> Instructions for the task
Repeat the records in full. No pictures belong in the copy.

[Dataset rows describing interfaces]
*-*-*
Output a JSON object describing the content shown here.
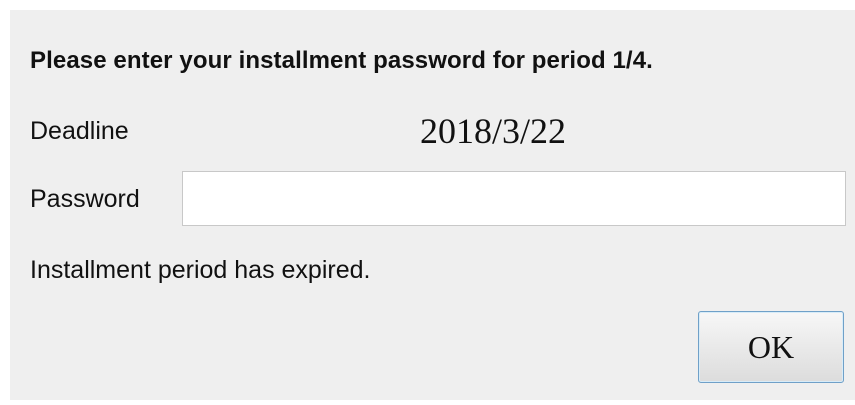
{
  "dialog": {
    "heading": "Please enter your installment password for period 1/4.",
    "deadline_label": "Deadline",
    "deadline_value": "2018/3/22",
    "password_label": "Password",
    "password_value": "",
    "password_placeholder": "",
    "status_message": "Installment period has expired.",
    "ok_label": "OK"
  },
  "colors": {
    "dialog_background": "#efefef",
    "button_border": "#6fa0c8"
  }
}
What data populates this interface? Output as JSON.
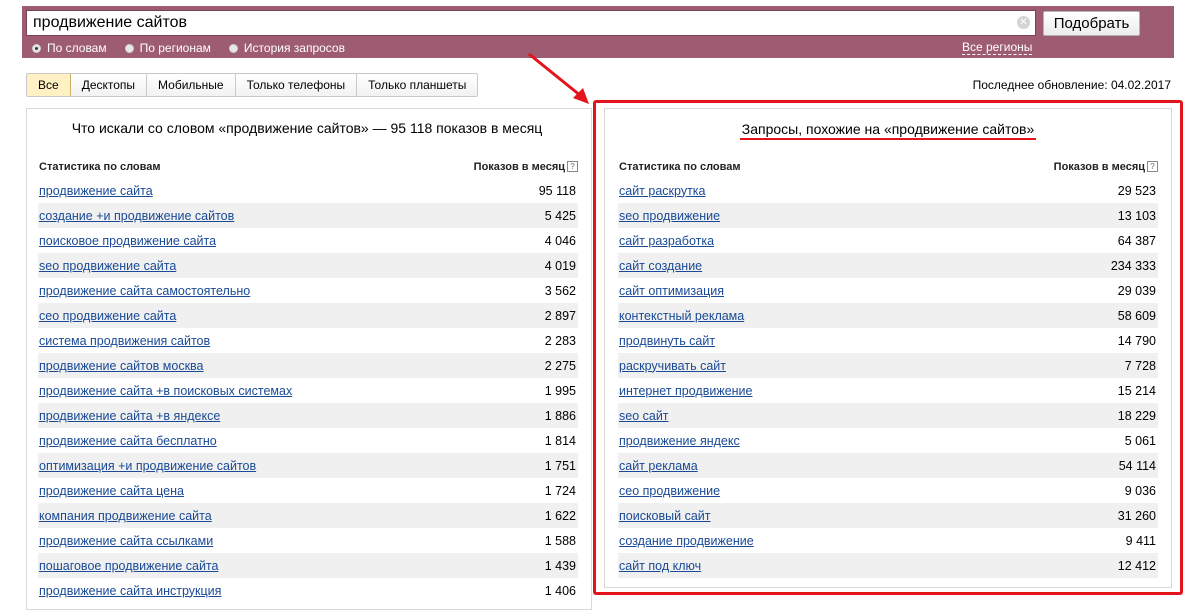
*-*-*
> Response to this task
Output a JSON object describing the content shown here.
{
  "dialog": {
    "heading": "Please enter your installment password for period 1/4.",
    "deadline_label": "Deadline",
    "deadline_value": "2018/3/22",
    "password_label": "Password",
    "password_value": "",
    "password_placeholder": "",
    "status_message": "Installment period has expired.",
    "ok_label": "OK"
  },
  "colors": {
    "dialog_background": "#efefef",
    "button_border": "#6fa0c8"
  }
}
What data populates this interface? Output as JSON.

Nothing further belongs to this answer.